**Work instruction:** What follows is a set of records; copy all of it exactly.

Interface dataset entries:
===
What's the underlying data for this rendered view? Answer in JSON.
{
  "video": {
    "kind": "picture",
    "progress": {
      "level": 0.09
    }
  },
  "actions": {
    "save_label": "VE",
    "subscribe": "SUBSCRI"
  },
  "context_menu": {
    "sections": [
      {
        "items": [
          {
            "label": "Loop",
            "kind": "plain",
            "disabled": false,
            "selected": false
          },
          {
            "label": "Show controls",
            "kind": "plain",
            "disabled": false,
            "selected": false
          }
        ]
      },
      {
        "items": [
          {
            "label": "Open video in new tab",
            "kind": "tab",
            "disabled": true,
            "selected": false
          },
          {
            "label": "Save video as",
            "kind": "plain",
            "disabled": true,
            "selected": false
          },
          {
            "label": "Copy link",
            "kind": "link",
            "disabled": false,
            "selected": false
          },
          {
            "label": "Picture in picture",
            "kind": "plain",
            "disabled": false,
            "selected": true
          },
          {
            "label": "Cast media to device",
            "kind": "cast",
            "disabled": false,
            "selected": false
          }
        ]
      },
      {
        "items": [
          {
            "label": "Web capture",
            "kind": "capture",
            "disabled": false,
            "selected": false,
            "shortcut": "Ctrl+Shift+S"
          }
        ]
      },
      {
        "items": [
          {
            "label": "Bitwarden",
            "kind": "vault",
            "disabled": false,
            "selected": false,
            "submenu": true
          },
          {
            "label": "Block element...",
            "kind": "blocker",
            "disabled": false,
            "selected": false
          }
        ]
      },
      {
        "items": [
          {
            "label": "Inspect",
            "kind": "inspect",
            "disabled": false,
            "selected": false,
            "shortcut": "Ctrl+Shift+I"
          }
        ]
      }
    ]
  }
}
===
**Result of this task:**
What's the underlying data for this rendered view? Answer in JSON.
{
  "video": {
    "kind": "picture",
    "progress": {
      "level": 0.09
    }
  },
  "actions": {
    "save_label": "VE",
    "subscribe": "SUBSCRI"
  },
  "context_menu": {
    "sections": [
      {
        "items": [
          {
            "label": "Loop",
            "kind": "plain",
            "disabled": false,
            "selected": false
          },
          {
            "label": "Show controls",
            "kind": "plain",
            "disabled": false,
            "selected": false
          }
        ]
      },
      {
        "items": [
          {
            "label": "Open video in new tab",
            "kind": "tab",
            "disabled": true,
            "selected": false
          },
          {
            "label": "Save video as",
            "kind": "plain",
            "disabled": true,
            "selected": false
          },
          {
            "label": "Copy link",
            "kind": "link",
            "disabled": false,
            "selected": false
          },
          {
            "label": "Picture in picture",
            "kind": "plain",
            "disabled": false,
            "selected": true
          },
          {
            "label": "Cast media to device",
            "kind": "cast",
            "disabled": false,
            "selected": false
          }
        ]
      },
      {
        "items": [
          {
            "label": "Web capture",
            "kind": "capture",
            "disabled": false,
            "selected": false,
            "shortcut": "Ctrl+Shift+S"
          }
        ]
      },
      {
        "items": [
          {
            "label": "Bitwarden",
            "kind": "vault",
            "disabled": false,
            "selected": false,
            "submenu": true
          },
          {
            "label": "Block element...",
            "kind": "blocker",
            "disabled": false,
            "selected": false
          }
        ]
      },
      {
        "items": [
          {
            "label": "Inspect",
            "kind": "inspect",
            "disabled": false,
            "selected": false,
            "shortcut": "Ctrl+Shift+I"
          }
        ]
      }
    ]
  }
}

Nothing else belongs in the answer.